ERC Fraud Investigations Heat Up

Plus: IRS Free File Program Updates

Hi there,

It’s crazy to fathom, but it’s getting closer to holiday season and the end of 2023. How’s your tax planning looking? Here’s some inspiration for your business week.

This might go down as one of the most fraud-wrought tax programs Congress has ever deployed. Last week (Nov 2nd), the IRS presented a free webinar providing updates on the ERC program.

In a news release announcing the webinar, they stated publicly that they’ve uncovered more than $8B (yes BILLION with a B) in suspected ERC fraud, but a preview of other statistics by Jim Lee, deputy chief of Criminal Investigations with the IRS, have put that fraud number at $37B. Congress initially estimated the entire program would cost around $55B. It now has paid out $230B - if the $37B of projected fraud is accurate, that’s a 16% fraud rate.

The IRS has initiated investigations into over 300 ERC cases, with 15 currently charged, and four sentences with an average of 21 months of prison time.

There is also talk that the voluntarily withdrawal program (for those who haven’t received funds or received them and didn’t cash the check) might have a very tight window and only be available until January 2024. Anytime there is lots of free money up for grabs, there is going to be fraud. The unfortunate part is a lot of this could have been mitigated if the IRS had set out clearer guidelines around who was eligible for the credit.

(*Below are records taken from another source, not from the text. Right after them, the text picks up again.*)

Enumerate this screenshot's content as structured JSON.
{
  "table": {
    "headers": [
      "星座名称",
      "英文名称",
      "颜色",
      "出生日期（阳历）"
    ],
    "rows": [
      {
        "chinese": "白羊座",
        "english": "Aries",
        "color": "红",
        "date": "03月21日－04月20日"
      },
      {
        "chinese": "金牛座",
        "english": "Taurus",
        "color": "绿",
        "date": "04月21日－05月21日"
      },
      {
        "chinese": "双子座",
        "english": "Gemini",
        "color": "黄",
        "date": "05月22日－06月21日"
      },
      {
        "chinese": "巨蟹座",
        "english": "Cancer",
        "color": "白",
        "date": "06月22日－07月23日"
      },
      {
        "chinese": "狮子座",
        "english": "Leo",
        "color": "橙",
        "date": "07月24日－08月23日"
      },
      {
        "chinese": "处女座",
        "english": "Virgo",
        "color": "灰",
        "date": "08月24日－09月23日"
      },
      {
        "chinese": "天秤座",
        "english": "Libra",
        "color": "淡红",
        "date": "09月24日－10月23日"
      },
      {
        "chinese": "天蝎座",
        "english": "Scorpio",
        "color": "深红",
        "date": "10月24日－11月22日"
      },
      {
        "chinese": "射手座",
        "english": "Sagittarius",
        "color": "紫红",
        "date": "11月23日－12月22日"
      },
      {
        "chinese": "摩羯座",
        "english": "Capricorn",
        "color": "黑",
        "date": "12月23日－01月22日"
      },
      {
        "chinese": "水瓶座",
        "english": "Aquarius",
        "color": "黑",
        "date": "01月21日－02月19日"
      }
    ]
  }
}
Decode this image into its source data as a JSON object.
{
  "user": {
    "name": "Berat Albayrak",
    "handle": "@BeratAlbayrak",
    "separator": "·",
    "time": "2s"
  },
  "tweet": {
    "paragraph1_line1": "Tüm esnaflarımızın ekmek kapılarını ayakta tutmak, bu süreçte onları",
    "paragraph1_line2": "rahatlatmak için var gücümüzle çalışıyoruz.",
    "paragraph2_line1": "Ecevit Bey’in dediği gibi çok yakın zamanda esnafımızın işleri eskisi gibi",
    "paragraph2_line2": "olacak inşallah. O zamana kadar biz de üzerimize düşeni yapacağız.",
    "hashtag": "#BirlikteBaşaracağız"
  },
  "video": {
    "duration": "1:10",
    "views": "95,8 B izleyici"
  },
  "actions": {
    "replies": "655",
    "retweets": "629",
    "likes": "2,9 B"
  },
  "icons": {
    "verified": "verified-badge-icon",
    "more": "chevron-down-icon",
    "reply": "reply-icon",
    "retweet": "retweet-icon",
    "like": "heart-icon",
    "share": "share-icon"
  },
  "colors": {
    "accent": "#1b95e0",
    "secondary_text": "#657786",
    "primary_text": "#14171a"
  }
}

The IRS recently announced it was rolling out a free-file program which would be an alternative for taxpayers instead of paying tax professionals or services like TurboTax and H&R Block. Unsurprisingly, Intuit is clapping back hard and has issued statements across dozens of publications stating that this system would hurt black taxpayers.

The research they're using to make this claim is the fact that the IRS audits black taxpayers 3-5x the rate of non-black taxpayers (primarily due to the Earned Income Tax Credit), but the author of the research has stated that taking her findings out of context when applied to a free-file system. The IRS has also stated that it’s reducing audits related to EITC claims to focus more of its efforts on higher-income earners.

Additionally, those who are more distrusting of the IRS believe it will lead to more taxpayers getting audited if they don’t agree with the numbers the IRS comes up with for your return in the free file program.

My position has always been that filing taxes should be as easy as possible if you want high rates of compliance. The reality is, most taxpayers would be well-served by a system that was free and allowed them to verify and file based on numbers the IRS already has. It’s not like this isn’t done in other countries either, it does with success. And, it’s not making preparing your own taxes illegal, it’s just giving taxpayers another option.

The Republicans are already trying to strip funding for this program, so whether it will ever come to full fruition or stays in test-mode with a small number of taxpayers remains to be seen.

3)Understanding Nexus.

dID yOu kNoW nEvaDa iS oNe oF tHe bEsT pLacEs tO cReAtE yOuR lLC beCaUsE tHeRe iS nO sTaTe iNcOmE tAx. I’ve seen plenty of business bros playing tax man make this claim online, but what they’re failing to understand is the principle of economic nexus.

Basically, the idea is you’re not taxed based on where you’re organized, but where you’re actually making the money. If I have an LLC in Oregon but am living in California, that income I made is going to be subject to California taxes, not Oregon taxes.

Here’s another example - in California, every corporation that’s organized OR doing business in California must pay the $800 Franchise Tax fee. Some states require you to pay taxes on all income earned, regardless of the source (you will get a credit in your home state if you pay taxes on that income in another state), while other states have a reciprocity agreement and don't require you to claim income in both states.

There are also situations as a W-2 employee where you can be taxed in the state where your employer is located even if you work remotely in a different state. The key here to keeping compliant and making sure you’re remitting taxes to the correct authorities mainly circles back to understanding how the specific state you are located in taxes income.

- Until Next Week,

Your Accountable Advisor